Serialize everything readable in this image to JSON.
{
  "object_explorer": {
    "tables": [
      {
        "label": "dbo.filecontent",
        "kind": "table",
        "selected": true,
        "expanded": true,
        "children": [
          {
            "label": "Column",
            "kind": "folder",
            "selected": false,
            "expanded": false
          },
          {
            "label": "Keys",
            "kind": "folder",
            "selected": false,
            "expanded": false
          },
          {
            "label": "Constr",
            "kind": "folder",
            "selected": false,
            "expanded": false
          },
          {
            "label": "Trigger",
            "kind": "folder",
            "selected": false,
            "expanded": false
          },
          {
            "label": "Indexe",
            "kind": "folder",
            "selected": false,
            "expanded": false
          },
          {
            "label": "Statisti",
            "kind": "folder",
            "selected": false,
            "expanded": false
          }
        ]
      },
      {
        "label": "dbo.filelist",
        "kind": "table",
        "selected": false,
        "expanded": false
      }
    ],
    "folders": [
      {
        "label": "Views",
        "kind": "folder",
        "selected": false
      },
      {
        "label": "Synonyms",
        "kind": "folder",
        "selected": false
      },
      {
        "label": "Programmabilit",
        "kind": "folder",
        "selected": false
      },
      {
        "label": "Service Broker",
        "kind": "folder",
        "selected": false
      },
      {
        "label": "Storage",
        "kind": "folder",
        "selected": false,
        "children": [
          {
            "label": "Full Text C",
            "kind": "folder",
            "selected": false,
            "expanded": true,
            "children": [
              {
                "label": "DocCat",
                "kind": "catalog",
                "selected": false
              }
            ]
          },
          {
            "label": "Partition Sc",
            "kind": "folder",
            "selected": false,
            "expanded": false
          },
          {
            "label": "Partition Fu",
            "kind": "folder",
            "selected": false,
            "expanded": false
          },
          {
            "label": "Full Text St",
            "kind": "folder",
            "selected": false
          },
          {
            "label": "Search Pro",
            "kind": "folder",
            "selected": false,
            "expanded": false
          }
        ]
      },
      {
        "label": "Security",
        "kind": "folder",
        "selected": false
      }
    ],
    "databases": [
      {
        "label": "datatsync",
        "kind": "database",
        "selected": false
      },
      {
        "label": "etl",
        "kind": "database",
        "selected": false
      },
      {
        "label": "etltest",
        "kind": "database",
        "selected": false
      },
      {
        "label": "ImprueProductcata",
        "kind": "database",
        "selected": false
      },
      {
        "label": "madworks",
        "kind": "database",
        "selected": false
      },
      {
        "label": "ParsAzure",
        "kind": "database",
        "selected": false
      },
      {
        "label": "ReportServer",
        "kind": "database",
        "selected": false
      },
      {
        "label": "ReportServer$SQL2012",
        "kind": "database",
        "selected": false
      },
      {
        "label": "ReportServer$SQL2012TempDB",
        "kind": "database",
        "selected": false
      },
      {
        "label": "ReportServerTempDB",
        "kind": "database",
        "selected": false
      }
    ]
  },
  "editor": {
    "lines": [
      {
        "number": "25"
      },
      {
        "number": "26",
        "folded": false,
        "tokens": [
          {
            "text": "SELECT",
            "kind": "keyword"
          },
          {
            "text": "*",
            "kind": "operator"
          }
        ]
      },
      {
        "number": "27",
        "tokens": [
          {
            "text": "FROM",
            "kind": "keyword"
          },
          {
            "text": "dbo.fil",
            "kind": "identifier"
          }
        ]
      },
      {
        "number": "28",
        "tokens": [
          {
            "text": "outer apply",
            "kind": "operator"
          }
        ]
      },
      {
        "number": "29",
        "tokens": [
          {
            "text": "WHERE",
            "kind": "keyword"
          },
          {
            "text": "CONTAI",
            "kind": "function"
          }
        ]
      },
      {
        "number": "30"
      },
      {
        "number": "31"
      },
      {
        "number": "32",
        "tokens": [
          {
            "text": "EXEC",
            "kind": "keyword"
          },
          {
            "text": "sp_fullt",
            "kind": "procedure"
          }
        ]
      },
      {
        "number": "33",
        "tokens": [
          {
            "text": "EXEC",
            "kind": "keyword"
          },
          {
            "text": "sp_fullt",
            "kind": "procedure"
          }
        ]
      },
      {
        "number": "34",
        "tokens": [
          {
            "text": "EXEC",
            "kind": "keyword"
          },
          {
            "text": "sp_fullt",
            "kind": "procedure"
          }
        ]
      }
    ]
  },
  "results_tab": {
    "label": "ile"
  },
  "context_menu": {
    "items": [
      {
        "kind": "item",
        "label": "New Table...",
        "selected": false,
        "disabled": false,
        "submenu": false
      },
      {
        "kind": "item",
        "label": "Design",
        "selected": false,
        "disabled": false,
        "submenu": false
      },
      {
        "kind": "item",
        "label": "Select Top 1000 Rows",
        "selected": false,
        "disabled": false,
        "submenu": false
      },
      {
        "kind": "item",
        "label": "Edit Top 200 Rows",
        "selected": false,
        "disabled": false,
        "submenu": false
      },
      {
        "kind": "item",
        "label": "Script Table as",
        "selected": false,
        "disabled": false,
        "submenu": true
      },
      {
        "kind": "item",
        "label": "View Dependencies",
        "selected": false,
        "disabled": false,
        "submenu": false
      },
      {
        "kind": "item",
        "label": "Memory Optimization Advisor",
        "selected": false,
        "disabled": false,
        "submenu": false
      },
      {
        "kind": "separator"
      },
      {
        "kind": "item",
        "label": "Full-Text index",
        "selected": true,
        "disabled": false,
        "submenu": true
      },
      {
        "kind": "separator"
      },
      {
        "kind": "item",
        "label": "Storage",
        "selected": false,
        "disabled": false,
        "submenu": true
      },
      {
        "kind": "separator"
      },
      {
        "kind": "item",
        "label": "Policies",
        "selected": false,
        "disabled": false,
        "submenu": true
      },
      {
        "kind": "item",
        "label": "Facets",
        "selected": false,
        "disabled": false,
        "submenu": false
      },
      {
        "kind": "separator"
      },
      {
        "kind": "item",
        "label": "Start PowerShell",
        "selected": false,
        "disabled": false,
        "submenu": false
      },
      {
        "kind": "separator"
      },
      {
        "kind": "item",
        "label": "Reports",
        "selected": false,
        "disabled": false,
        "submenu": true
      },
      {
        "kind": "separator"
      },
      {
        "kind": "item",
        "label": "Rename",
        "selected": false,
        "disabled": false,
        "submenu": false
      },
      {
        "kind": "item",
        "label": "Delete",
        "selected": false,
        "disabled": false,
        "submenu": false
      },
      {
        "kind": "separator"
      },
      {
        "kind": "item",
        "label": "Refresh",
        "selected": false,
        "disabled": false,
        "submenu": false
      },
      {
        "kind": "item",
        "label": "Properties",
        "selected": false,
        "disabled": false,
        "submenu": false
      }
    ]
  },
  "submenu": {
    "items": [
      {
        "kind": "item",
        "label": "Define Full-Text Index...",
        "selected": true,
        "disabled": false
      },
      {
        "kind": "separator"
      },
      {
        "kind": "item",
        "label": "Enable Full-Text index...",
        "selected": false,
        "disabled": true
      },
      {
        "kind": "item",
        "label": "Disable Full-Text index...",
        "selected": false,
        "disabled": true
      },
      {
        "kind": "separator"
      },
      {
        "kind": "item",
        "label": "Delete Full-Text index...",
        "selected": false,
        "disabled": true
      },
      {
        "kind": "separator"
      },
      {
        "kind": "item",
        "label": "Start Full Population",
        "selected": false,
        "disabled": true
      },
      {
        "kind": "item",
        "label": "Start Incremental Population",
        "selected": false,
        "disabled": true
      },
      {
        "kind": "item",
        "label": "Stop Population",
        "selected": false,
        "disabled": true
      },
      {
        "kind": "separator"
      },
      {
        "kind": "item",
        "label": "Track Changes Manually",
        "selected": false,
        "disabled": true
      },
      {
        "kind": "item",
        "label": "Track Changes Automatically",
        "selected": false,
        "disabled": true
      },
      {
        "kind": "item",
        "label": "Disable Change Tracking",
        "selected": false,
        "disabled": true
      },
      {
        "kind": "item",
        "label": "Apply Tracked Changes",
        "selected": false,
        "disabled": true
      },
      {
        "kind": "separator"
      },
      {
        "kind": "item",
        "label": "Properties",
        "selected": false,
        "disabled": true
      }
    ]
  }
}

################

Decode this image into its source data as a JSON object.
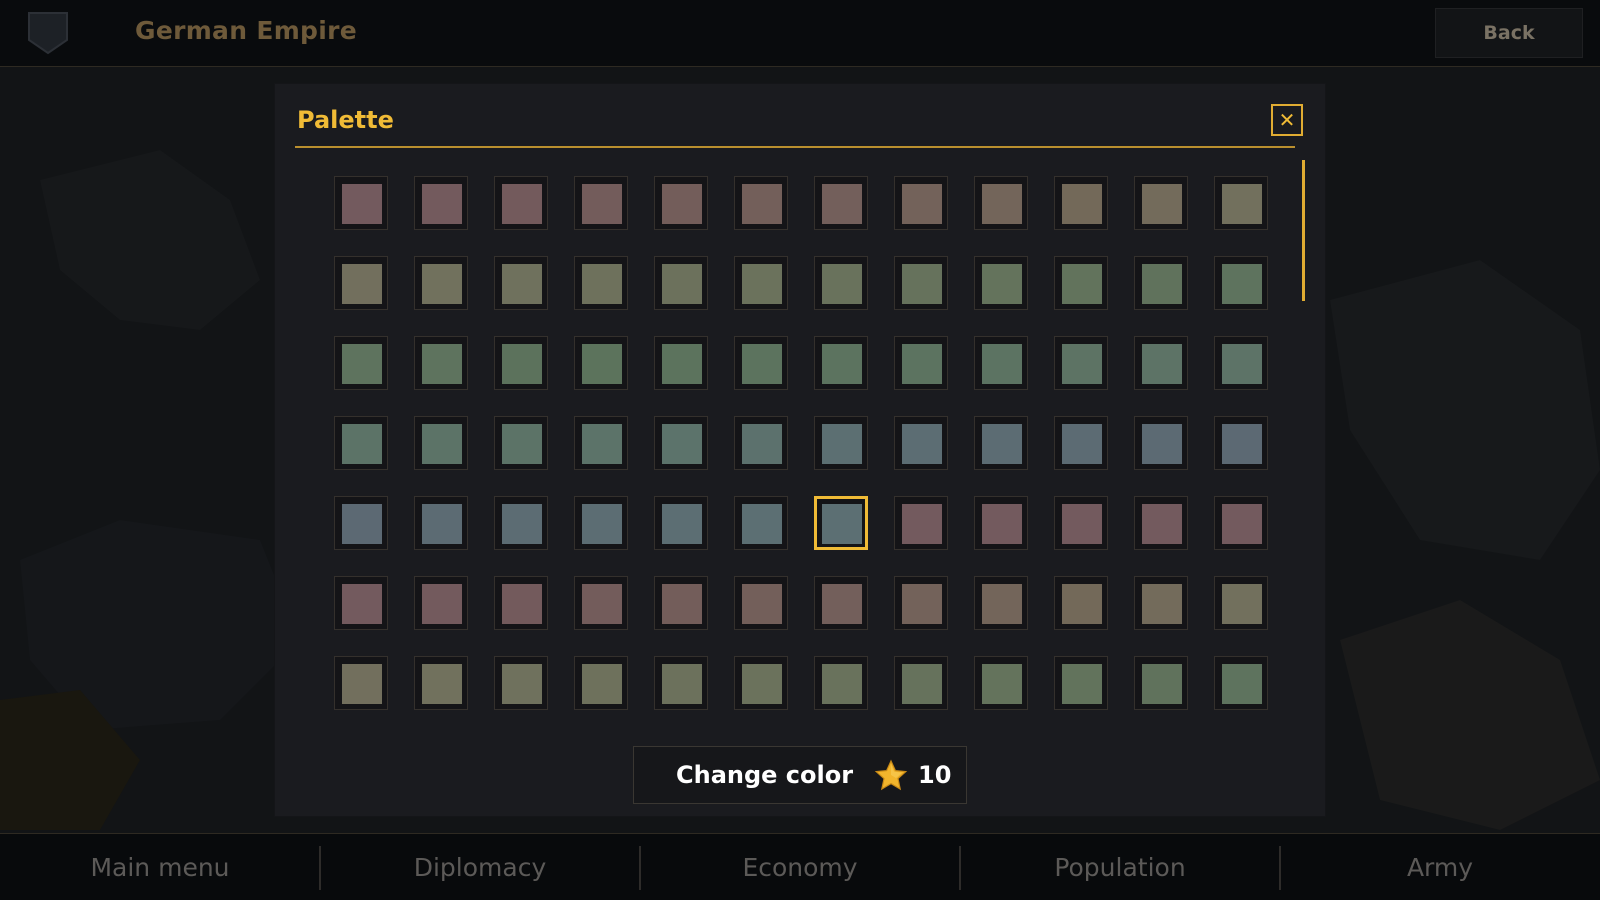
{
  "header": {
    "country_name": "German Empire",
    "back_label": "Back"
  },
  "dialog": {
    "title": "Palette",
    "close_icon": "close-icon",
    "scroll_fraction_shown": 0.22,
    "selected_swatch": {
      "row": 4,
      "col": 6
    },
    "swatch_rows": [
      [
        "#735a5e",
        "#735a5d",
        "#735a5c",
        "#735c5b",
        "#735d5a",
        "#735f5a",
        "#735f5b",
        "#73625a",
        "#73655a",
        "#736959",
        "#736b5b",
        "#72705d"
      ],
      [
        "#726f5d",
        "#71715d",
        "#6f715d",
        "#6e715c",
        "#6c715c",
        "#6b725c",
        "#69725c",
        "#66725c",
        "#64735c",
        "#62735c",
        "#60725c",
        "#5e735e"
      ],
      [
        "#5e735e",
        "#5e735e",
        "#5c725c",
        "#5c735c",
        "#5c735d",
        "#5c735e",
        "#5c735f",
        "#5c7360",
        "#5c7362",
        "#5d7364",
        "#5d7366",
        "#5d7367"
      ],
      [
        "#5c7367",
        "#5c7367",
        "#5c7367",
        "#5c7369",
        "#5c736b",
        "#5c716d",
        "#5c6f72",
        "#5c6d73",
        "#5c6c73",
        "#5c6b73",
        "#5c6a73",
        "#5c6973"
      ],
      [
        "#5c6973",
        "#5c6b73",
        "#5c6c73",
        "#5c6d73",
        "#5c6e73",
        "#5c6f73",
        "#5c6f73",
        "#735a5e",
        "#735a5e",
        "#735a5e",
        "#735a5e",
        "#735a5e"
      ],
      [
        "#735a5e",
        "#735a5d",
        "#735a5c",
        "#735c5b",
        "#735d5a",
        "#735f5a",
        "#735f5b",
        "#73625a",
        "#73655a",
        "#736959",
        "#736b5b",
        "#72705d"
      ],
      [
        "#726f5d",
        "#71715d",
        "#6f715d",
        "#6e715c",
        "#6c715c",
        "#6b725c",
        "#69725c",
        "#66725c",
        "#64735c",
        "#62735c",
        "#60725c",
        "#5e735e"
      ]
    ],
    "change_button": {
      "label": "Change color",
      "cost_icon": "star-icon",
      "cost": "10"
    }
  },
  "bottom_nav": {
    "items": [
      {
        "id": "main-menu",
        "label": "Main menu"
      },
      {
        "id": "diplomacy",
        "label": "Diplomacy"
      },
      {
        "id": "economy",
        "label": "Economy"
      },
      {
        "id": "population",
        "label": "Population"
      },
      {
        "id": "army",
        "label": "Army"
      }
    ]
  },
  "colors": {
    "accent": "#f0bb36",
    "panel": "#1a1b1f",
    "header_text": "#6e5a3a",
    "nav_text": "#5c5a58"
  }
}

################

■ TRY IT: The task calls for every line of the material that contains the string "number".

■ SOLUTION TO THE EXERCISE:
        "number": "25"
        "number": "26",
        "number": "27",
        "number": "28",
        "number": "29",
        "number": "30"
        "number": "31"
        "number": "32",
        "number": "33",
        "number": "34",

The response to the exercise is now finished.